Given information:
···

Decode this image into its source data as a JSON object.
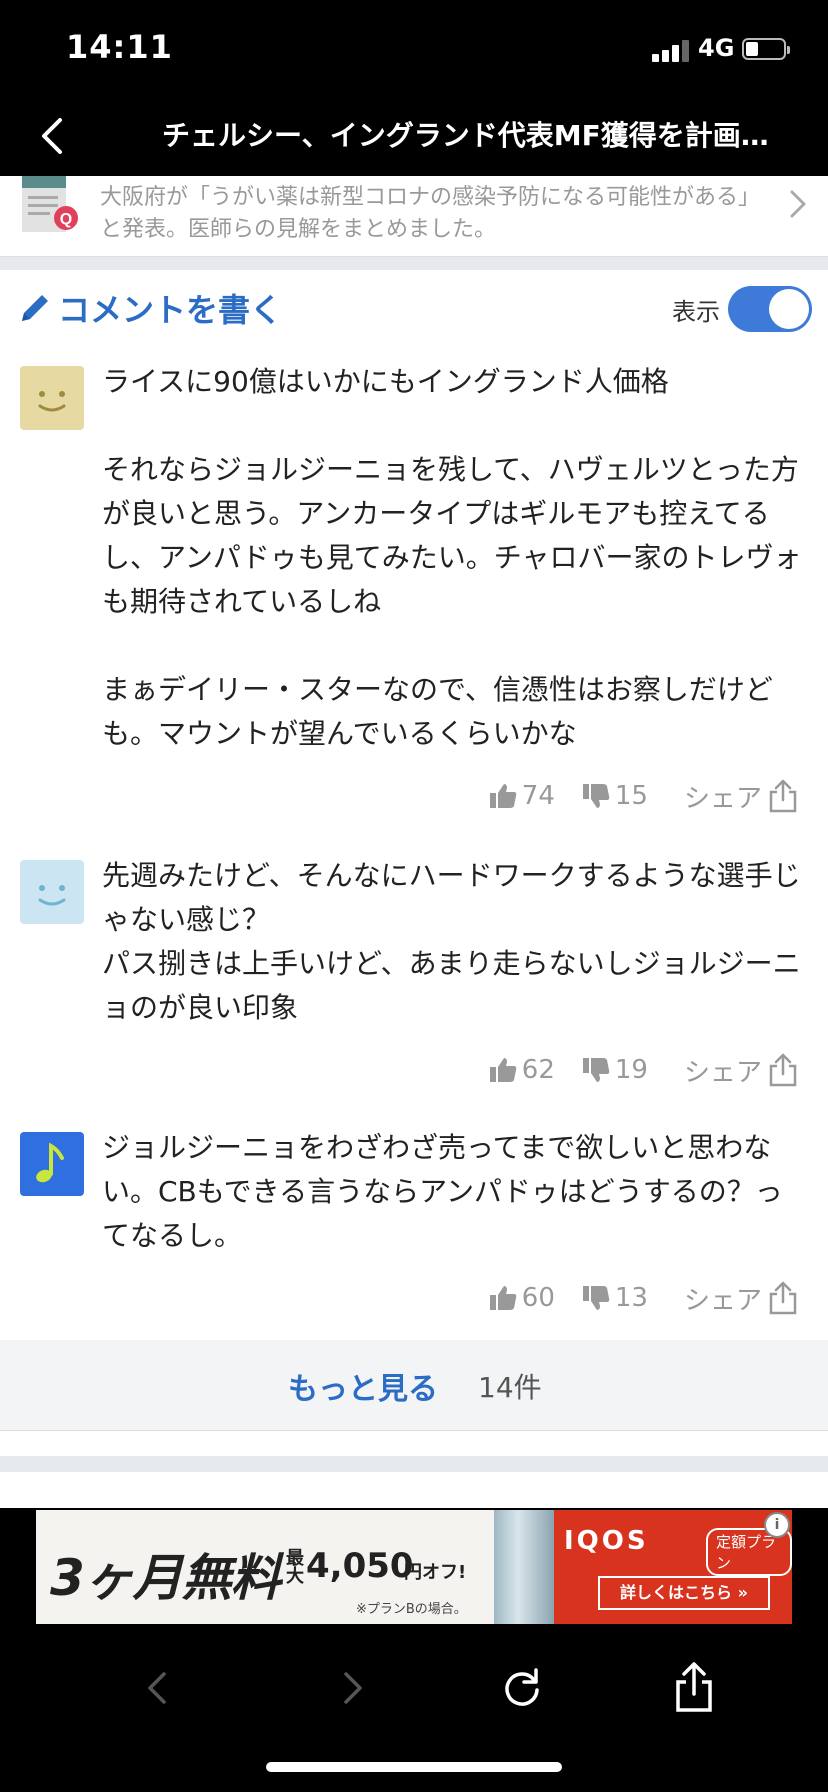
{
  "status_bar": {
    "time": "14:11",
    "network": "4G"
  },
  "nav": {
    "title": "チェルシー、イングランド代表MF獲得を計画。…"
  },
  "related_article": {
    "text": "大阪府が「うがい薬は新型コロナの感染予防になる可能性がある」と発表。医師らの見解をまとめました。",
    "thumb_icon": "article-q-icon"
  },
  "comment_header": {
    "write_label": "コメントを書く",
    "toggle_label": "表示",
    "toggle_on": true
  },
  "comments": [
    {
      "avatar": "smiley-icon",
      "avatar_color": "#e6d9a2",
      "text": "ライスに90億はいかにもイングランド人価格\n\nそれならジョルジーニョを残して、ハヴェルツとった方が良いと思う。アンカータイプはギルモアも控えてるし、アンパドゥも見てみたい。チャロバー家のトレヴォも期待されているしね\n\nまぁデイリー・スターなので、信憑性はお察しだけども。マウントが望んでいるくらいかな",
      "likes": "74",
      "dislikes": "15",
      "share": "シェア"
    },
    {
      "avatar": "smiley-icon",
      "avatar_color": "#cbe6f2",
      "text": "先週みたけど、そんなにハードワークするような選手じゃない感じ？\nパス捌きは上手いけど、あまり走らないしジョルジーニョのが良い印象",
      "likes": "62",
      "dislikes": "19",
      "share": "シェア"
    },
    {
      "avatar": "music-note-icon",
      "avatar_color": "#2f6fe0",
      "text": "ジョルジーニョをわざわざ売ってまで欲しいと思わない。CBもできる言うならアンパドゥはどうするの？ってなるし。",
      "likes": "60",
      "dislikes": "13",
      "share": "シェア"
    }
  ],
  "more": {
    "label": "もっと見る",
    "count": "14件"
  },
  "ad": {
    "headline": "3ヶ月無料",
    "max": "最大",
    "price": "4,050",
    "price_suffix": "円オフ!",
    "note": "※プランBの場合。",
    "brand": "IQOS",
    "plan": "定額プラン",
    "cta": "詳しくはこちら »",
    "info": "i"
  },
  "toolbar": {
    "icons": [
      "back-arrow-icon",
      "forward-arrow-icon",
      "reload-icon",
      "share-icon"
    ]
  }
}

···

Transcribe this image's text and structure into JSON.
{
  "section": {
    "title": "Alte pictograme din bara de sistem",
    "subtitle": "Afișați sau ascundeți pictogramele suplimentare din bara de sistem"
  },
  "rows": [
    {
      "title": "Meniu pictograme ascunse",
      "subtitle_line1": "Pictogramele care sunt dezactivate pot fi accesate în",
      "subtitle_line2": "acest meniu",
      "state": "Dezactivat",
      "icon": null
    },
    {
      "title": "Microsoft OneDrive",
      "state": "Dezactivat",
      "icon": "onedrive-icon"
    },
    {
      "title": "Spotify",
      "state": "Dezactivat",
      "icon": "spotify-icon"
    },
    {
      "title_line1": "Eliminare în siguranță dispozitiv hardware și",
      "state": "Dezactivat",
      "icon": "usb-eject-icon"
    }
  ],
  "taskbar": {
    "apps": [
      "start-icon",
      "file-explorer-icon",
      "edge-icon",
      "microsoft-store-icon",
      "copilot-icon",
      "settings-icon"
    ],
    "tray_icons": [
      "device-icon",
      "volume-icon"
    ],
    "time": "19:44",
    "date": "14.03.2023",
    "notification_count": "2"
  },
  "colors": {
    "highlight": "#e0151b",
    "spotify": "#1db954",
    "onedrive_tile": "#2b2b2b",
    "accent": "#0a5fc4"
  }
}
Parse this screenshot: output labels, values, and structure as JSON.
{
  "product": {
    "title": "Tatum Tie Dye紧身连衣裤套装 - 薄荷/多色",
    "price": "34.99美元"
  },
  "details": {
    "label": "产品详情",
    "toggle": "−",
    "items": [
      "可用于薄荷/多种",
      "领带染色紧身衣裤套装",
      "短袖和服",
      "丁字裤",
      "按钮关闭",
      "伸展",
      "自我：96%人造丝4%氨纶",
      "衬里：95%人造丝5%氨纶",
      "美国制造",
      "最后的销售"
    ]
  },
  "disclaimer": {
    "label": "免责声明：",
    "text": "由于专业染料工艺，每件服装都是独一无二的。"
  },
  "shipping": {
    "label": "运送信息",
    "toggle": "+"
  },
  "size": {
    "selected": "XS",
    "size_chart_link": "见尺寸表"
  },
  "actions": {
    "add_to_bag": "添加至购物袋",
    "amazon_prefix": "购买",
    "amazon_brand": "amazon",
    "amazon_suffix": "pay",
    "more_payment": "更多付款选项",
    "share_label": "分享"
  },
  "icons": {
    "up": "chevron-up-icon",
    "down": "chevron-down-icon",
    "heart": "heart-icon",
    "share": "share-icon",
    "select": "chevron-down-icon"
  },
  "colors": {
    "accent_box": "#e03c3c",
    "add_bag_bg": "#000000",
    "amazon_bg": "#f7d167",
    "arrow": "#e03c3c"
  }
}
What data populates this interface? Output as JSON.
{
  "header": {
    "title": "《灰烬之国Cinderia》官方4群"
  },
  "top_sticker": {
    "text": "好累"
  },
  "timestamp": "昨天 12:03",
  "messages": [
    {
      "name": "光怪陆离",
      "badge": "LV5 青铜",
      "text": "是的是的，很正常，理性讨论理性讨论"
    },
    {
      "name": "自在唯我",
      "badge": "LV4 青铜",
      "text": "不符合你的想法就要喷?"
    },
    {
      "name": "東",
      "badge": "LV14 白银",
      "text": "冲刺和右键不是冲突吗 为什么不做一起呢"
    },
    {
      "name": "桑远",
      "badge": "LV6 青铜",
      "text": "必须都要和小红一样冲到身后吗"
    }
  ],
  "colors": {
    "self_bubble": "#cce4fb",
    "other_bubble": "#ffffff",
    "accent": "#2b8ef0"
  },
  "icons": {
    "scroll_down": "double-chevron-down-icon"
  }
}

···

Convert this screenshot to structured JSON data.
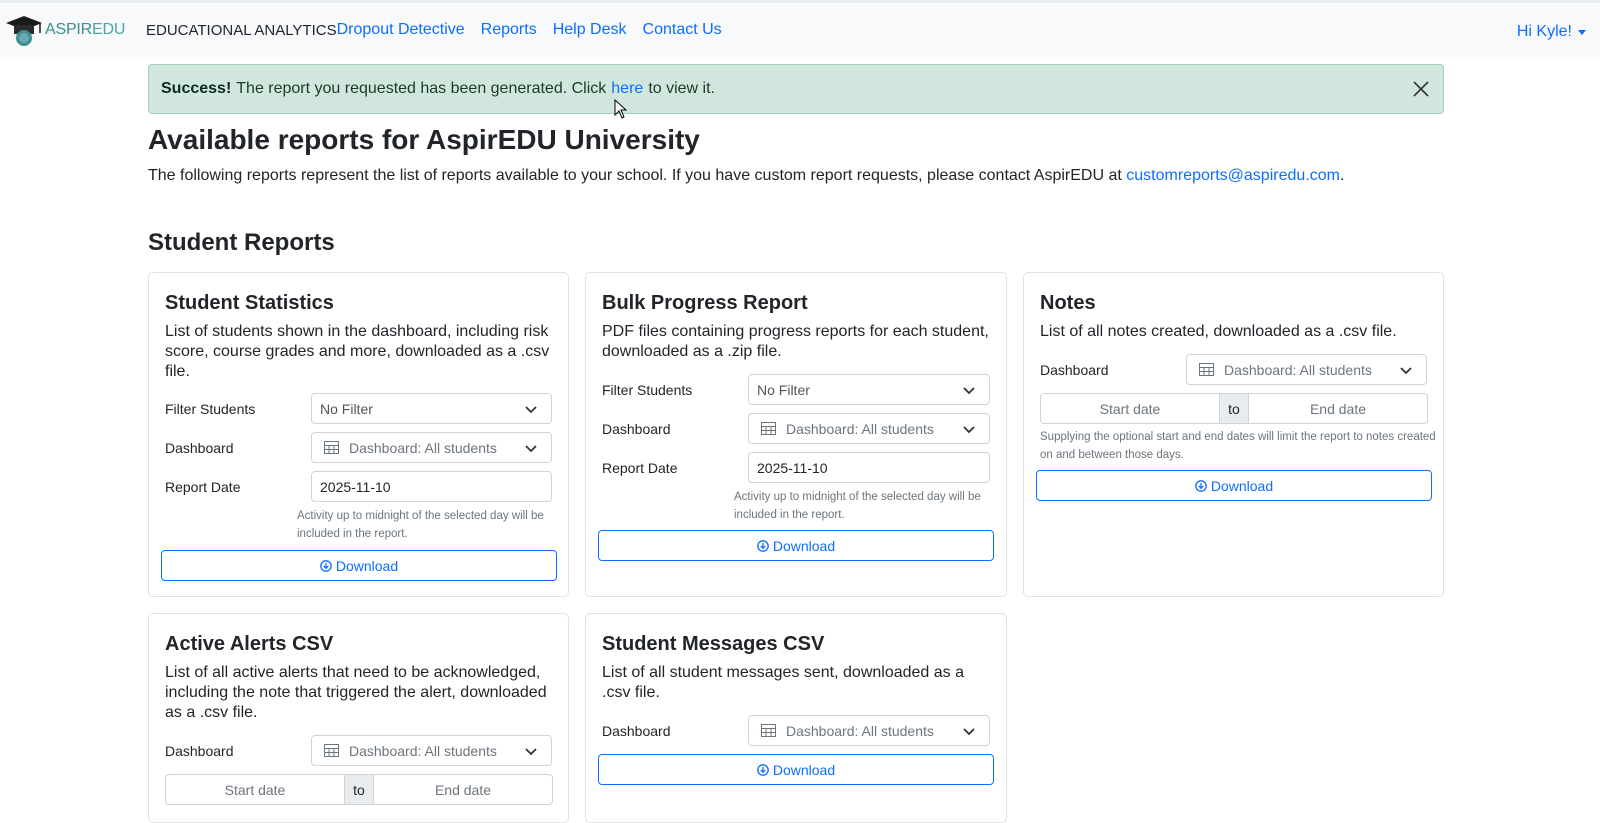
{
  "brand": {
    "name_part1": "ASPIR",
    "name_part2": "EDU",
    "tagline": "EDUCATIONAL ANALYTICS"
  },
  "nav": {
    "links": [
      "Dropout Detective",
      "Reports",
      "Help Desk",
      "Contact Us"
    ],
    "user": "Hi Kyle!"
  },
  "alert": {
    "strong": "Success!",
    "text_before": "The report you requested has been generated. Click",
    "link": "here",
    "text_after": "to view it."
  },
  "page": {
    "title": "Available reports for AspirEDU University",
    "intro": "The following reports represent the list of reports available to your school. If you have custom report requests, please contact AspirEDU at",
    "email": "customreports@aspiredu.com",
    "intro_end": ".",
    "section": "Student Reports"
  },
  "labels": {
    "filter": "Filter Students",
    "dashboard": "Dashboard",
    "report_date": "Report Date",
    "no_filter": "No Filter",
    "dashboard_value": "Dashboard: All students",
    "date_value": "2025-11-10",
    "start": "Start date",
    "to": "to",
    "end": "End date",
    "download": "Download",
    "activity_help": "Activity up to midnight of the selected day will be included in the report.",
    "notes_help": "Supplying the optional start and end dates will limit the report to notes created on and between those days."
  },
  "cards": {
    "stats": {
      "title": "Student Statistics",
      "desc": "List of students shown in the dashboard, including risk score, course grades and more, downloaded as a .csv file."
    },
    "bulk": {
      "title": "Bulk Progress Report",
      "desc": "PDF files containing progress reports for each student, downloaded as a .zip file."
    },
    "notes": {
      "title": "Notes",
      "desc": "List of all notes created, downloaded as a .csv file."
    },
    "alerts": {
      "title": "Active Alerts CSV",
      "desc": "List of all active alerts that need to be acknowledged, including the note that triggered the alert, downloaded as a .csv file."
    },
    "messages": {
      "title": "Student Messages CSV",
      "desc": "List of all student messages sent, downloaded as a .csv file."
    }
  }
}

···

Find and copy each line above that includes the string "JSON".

Result of this task:
Decode this image into its source data as a JSON object.
Transcribe this image's text and structure into JSON.
Parse this screenshot: output labels, values, and structure as JSON.
What data populates this interface? Output as JSON.
Convert this screenshot to structured JSON data.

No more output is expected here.